Charlemagne, the Holy Roman Emperor watched the cathedral burning. The Crown of Thorns had turned into ashes, and the old relics were gone.
The brave Emperor thought what more could be done now? As his horse, his vassals and he himself were legless- a bronze piece of fiction.
While the wind around him gushed terribly, thick with smoke and embers, stiflingly warm.
The old Emperor grunted, turned around in disgust, and asked a horrified tourist to carry him to the Rue de la Bûcherie.
A man who had known me for a long time said encouragingly once, “At fifty, if you keep fit, a few women will surely be attracted to you.”
He was driving. I don’t drive. I waited, uncomfortably, beside him, pretending glee. While my eyes were on the windscreen watching a cow licking a wounded bull on the road. Who knew who she belonged to.
The man shifted the soliloquy to self-driving cars. Two thousand twenty five was not so far away. Robots would take our jobs. AI would write our poems. Money would be hummed out of a million servers.
Feminists would destroy our families. The sisters would take our children away and make them eat kale breakfast, why? Because, they can! Men would not know their place. Love would be disastrous for personal ego, et cetera.
Only cows, he said,
Only cows, if free, if they so would desire, would unflinchingly adore the bulls in the small hum of sweltering asphalt roads. And that would be a sight of hope.
Happiness girls are standing on the tarmac of a red plane- bare teeth, pulsing; their breasts are proud like upper class- their leggings plump boast like hope.
In the dream of a dream of the edgy runway lights. The turn from here is a stroll. A norm-bound, debt-bound a port that devours and despises a man who’s drunk one too many on the flight, cheap and on the red eye. Now leering.
From the nose to the tail of the plane- fluttering and fleet like flames- ebullient nymphs, women who know no bitterness. A sea of plain and contrite men who have lusted but not made a claim- burlesque!- the girls are giggling and raising my hope.
Not to stop now, not to stray from the path, and not to forget the rules of a monogamous love; and to go on without the hope of a lay with the happiness girls is for the best, I know.
But, heavens, I am so sad.
While reading a biography- a new book- life of Michelangelo or Kemal Pasha; invariably I will ask on some grand pages, “Did he know?”
“Did he know what?”
“Did he know how would it end, how would he himself die?”
“No one could possibly know that. Don’t be silly!” I will chide myself.
But as soon as the conversation is over- me naive being silenced by me reasonable- there will be a self-assurance of a fortune teller and an anxiety of a disciple, in me, while looking at the prospect of a great man.

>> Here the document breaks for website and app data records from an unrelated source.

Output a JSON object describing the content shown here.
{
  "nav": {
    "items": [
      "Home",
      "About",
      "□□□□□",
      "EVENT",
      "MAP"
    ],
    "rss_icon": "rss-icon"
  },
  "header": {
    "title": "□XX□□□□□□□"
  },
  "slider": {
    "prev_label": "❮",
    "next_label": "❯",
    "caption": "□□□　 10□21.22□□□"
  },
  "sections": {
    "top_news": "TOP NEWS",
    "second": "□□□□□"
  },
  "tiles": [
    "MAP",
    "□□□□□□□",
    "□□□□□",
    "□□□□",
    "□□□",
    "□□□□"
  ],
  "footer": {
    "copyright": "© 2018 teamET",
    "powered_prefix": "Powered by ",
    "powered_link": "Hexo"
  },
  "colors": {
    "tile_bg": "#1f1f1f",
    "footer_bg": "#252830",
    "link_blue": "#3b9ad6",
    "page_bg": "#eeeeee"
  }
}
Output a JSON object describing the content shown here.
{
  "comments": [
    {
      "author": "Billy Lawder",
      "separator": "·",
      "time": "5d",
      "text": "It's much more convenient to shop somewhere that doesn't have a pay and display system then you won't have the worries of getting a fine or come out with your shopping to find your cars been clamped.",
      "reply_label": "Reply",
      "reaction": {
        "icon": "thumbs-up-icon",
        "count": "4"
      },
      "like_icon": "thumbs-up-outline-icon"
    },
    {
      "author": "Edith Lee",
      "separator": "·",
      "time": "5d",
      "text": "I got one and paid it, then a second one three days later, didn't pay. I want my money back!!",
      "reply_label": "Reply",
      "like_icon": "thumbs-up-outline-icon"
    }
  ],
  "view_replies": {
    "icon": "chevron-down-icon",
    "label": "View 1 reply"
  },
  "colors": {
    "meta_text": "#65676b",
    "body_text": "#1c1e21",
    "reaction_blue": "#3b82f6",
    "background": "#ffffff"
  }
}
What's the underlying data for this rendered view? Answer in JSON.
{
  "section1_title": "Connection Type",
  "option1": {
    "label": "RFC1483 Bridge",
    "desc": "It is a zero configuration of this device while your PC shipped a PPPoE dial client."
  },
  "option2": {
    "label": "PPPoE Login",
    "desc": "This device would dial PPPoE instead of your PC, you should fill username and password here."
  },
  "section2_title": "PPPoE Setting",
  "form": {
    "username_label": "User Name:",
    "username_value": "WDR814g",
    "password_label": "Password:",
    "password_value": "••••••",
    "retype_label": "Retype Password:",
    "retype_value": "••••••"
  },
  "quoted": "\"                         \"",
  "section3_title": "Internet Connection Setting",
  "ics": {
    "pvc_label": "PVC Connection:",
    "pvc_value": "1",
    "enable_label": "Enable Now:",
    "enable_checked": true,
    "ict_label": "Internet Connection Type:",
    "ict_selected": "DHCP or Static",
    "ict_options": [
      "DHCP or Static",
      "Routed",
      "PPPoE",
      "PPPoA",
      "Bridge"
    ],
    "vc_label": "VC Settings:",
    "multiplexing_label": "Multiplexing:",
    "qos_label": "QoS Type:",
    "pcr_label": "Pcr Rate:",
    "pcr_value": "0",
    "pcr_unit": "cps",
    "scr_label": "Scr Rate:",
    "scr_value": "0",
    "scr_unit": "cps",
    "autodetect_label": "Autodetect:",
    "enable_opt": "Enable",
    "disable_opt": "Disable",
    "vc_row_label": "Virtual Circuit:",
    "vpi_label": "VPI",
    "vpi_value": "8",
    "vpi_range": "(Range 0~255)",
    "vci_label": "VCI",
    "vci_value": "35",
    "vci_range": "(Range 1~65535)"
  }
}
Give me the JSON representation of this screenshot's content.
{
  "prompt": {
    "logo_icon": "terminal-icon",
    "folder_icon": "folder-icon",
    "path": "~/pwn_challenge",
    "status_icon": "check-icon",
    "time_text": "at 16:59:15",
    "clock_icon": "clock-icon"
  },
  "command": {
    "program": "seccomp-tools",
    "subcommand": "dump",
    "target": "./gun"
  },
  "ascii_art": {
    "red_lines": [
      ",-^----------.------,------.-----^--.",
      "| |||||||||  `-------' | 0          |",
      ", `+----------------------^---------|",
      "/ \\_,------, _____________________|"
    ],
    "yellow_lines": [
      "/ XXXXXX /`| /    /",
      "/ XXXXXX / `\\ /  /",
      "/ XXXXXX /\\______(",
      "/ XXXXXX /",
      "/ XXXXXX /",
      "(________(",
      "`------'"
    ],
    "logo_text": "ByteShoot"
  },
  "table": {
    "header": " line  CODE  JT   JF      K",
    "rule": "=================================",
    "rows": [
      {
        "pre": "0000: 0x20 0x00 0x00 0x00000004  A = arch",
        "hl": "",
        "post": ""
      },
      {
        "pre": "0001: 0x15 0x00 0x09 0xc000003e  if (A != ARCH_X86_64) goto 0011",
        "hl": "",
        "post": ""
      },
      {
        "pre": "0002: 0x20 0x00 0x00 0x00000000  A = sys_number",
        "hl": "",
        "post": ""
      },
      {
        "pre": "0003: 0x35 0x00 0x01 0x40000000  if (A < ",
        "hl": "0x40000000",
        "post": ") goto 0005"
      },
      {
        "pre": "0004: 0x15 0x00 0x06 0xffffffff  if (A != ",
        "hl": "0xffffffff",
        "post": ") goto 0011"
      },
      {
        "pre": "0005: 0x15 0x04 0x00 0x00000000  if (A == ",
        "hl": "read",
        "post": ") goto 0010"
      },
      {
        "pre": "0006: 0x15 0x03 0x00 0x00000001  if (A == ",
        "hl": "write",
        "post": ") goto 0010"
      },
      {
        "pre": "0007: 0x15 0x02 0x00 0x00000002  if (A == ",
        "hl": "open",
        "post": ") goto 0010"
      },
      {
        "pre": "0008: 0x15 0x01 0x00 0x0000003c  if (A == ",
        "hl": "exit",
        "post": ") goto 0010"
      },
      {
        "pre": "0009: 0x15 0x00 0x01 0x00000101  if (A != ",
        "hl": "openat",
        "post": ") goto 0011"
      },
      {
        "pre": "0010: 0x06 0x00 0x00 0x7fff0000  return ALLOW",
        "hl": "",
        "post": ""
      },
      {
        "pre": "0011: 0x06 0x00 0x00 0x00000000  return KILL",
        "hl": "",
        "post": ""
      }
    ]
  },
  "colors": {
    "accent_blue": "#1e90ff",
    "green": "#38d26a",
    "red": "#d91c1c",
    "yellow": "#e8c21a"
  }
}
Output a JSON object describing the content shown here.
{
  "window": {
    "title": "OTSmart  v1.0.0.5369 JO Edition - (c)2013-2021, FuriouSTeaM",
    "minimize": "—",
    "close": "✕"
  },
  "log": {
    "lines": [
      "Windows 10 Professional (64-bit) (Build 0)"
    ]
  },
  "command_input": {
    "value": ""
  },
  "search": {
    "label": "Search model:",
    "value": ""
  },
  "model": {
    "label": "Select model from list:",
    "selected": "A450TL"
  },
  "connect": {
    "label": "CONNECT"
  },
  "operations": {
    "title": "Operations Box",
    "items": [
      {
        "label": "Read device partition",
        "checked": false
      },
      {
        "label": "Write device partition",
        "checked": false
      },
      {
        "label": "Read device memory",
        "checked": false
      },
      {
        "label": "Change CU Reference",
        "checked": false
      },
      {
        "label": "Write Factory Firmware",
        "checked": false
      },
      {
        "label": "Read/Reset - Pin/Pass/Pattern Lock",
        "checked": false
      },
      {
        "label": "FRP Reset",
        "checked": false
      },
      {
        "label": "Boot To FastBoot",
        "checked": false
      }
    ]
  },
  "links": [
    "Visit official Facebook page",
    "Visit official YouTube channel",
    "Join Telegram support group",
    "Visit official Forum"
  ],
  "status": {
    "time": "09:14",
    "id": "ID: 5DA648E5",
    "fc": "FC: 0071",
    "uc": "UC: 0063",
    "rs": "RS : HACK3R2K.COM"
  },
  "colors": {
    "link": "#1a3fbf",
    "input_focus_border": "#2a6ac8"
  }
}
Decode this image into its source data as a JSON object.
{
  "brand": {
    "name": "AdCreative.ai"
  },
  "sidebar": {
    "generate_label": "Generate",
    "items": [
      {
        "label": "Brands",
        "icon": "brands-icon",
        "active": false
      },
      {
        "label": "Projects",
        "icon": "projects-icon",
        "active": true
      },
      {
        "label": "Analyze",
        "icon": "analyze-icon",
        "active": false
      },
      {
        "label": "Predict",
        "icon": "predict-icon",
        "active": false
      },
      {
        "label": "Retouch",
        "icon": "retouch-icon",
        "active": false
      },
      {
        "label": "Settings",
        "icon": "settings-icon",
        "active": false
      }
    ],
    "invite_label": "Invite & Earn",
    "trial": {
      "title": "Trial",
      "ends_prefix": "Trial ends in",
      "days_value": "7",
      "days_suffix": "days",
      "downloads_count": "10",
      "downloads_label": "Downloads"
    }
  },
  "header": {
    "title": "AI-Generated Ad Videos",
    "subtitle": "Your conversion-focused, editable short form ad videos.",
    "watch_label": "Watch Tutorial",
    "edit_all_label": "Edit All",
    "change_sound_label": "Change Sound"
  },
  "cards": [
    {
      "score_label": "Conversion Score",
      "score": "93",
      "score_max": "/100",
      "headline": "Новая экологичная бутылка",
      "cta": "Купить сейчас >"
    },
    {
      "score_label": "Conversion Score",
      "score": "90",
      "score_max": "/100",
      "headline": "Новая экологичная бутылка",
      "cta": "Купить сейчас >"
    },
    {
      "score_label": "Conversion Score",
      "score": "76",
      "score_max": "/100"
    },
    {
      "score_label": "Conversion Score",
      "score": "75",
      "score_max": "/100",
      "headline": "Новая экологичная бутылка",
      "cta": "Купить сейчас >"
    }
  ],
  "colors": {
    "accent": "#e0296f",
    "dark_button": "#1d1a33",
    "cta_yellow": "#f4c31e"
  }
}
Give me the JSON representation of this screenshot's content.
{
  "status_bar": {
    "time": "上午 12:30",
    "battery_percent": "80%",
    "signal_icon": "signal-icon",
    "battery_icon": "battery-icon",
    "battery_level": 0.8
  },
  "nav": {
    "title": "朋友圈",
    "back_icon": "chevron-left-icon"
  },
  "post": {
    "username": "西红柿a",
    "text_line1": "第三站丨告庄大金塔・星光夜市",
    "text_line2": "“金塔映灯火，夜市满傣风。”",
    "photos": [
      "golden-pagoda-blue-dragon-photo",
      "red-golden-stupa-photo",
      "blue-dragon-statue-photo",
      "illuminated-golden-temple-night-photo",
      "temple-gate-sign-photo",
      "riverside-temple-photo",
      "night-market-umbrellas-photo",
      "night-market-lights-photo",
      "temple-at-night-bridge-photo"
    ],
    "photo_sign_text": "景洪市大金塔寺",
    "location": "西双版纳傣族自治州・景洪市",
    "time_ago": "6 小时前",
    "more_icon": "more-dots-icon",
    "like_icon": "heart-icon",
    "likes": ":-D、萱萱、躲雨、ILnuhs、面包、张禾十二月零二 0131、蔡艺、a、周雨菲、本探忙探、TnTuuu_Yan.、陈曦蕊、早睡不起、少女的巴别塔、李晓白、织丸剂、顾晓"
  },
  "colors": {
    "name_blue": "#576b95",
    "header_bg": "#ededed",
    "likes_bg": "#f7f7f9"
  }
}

The toilet sweepers of the Bangalore malls are the cleaners of the mess that I am leaving behind. Wiping the arrogance of a man who carries a stack of cash and cards; so that the diligent SOBs can marry well; their sons may someday come to the malls in a car.
I will tell my sons not to trust them.
By then, my boys will grow up to be the savers of whales, the empathizers, the artists, the angels of the world. And money will be mute.
The sweepers’ sons will get down to see the servant bots have come forward with marigold garlands to greet, and to clean after them. The glistening light reflecting against their translucent blue armors will blind the sons so bright that they will forget that the bots are wearing now their fathers’ all wither skin.